Recommended: Find the best phone system for your business; check out our review of the Best Business Phone Systems 2021.
Start A Deck Building Business In Your State
Select your state below for an in-depth guide on completing each of these steps in your home state.
Is this Business Right For You?
A deck building business requires knowledge in carpentry, electrical, and sometimes plumbing construction. Experience in creating customer estimates and communication skills are also necessary to become and stay successful. The individual who enjoys working with his/her hands and in natural elements would be best fit for this profession.
Want to know if you are cut out to be an entrepreneur?
Take our Entrepreneurship Quiz to find out!
What happens during a typical day at a deck building business?
Day to day activities focus on the construction of decks, creating customer estimates, and following up on customer leads for new projects. A deck business will also spend some time gathering materials and equipment for future jobs.

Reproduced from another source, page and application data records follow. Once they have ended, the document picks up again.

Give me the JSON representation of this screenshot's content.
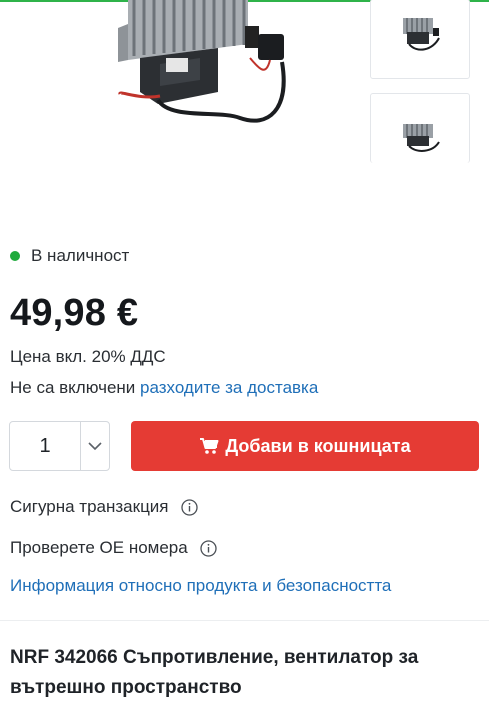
{
  "stock": {
    "label": "В наличност",
    "color": "#1faa3c"
  },
  "price": {
    "value": "49,98 €"
  },
  "vat_note": "Цена вкл. 20% ДДС",
  "shipping": {
    "prefix": "Не са включени",
    "link": "разходите за доставка"
  },
  "quantity": {
    "value": "1"
  },
  "add_to_cart": {
    "label": "Добави в кошницата",
    "color": "#e53b34"
  },
  "secure_transaction": {
    "label": "Сигурна транзакция"
  },
  "check_oe": {
    "label": "Проверете ОЕ номера"
  },
  "safety_info_link": "Информация относно продукта и безопасността",
  "product_title": "NRF 342066 Съпротивление, вентилатор за вътрешно пространство",
  "icons": [
    "cart-icon",
    "info-icon",
    "chevron-down-icon"
  ]
}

What are some skills and experiences that will help you build a successful deck building business?
Since virtually all of your profit, as well as future business is determined by customer satisfaction, it is critical that you understand how to talk to your clients and foster a word of mouth customer base. A good communicator will be able to continue to develop and grow the customer goodwill.

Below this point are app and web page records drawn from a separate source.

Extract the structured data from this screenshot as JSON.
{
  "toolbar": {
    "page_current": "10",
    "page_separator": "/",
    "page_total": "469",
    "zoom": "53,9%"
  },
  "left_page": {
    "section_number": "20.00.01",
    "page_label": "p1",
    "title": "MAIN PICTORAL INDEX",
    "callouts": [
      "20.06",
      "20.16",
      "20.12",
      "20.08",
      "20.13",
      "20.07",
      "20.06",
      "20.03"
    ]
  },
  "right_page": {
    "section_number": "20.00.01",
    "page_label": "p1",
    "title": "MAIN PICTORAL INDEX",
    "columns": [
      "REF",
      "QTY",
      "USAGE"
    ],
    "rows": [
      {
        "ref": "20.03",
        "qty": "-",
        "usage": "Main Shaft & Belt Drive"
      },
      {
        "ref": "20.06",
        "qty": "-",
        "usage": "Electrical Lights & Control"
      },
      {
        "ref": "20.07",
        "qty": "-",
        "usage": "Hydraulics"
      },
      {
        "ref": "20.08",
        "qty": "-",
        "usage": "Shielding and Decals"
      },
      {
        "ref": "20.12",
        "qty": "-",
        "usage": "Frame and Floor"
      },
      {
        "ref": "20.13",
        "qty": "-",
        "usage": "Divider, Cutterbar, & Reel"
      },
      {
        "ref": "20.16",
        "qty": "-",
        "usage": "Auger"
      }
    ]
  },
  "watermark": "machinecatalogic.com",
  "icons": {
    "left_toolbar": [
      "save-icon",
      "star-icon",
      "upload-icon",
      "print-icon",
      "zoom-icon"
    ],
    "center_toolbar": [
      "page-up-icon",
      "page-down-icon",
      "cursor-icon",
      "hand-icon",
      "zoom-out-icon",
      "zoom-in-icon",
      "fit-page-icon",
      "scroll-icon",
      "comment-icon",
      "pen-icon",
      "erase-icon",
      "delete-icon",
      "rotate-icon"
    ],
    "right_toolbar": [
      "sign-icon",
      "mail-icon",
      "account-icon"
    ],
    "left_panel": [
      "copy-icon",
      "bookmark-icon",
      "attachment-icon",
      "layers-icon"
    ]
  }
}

Additionally, experience in construction is absolutely essential. Some fast learners won’t need to rely as heavily on past experiences but, understanding framing, foundation building, and finish/trim work will prepare you for many of the situations you’ll be faced with day to day.
What is the growth potential for a deck building business?
As more customers look to improve the living conditions and curb appeal of their houses, the demand for external deck add-ons will continue to grow. By maintaining a positive rapport with customers and developing a trusted brand name, your earning potential can expand exponentially.
TRUiC's YouTube Channel
For fun informative videos about starting a business visit the TRUiC YouTube Channel or subscribe below to view later.
Take the Next Step
Find a business mentor
One of the greatest resources an entrepreneur can have is quality mentorship. As you start planning your business, connect with a free business resource near you to get the help you need.
Having a support network in place to turn to during tough times is a major factor of success for new business owners.
Learn from other business owners
Want to learn more about starting a business from entrepreneurs themselves? Visit Startup Savant’s startup founder series to gain entrepreneurial insights, lessons, and advice from founders themselves.
Resources to Help Women in Business
There are many resources out there specifically for women entrepreneurs. We’ve gathered necessary and useful information to help you succeed both professionally and personally:
If you’re a woman looking for some guidance in entrepreneurship, check out this great new series Women in Business created by the women of our partner Startup Savant.
What are some insider tips for jump starting a deck building business?
When first starting out, you’ll need to have some successes to point to, in order to attract customers. Create flyers and business cards. Many hardware stores and lumber yards will have pin boards for contractors to advertise their business. Then, take some jobs, preferably not too challenging, to complete. Take pictures of the final products and post them on your website and social media pages. Let people see for themselves what your work looks like. And, as stated earlier, rely on customers to spread the word about how professional and prompt your service was. You may even want to offer rebates on future work for customer referrals.
How and when to build a team
Having a strong and diverse team is a critical first step. A crew of 3-4 will be a good starting place. And, once you have established your business, you can build multiple crews and expand your workload and earning potential.